As a parent, you are likely more aware of your child’s learning differences than anyone else. As they move through school, he or she will almost certainly be placed in situations in which teachers must rediscover those challenges for themselves. If you’re looking to make headway early on, it’s vital that you learn how to talk to teachers about your child’s learning struggles.
Make Contact Early
One of the best things you can do is to make contact with the teacher early. Teachers are only human, after all, and they build up perceptions of students in their minds as the year goes on. If you can contact your child’s teacher earlier during the semester and let him or her know that your child has a specific learning difficulty, you can set the stage for a cooperative relationship that can be fruitful for all involved.
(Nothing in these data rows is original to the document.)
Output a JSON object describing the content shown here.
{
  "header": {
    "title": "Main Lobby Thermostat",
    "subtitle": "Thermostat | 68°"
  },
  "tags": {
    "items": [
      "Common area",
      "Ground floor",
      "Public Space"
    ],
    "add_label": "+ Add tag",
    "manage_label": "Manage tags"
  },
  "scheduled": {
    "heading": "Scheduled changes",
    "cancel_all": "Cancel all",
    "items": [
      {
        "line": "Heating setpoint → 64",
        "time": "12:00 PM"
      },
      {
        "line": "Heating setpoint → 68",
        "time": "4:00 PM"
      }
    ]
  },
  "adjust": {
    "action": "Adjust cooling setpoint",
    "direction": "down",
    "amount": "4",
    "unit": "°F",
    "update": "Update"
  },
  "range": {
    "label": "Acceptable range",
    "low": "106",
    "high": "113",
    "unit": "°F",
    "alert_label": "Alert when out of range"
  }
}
Don’t Be Vague
It’s vital that you are not vague when discussing learning issues with teachers. Don’t say that your child has trouble with reading – talk about why your child has trouble reading. A teacher can’t do much with vague information and thus won’t be able to help your child if he or she can’t pinpoint what’s wrong. While there are times in which the information will necessarily be vague, giving as much information as possible to the teacher is a great way to get the conversation started.
Make it a Team Effort
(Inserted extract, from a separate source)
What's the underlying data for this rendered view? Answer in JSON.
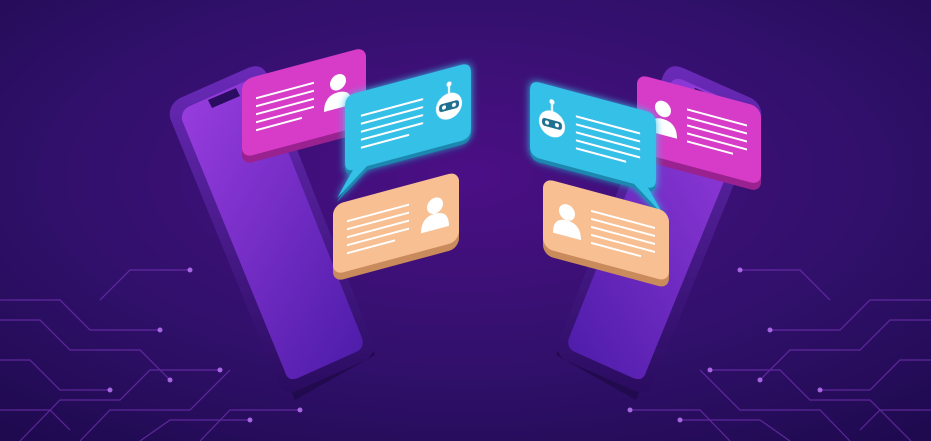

Finally, try to make sure that you’re collaborating with the teacher instead of putting everything on his or her shoulders. If you know that your child has a problem completing homework because of something like ADHD, ask the teacher what you can do to help your child keep up with the work. Most teachers are incredibly responsive to those parents who want to put in the work to help their children succeed, so portray yourself as one of them from day one. If you can start a collaborative relationship between yourself, your child, and your child’s teachers, your child will have a much greater chance for scholastic success.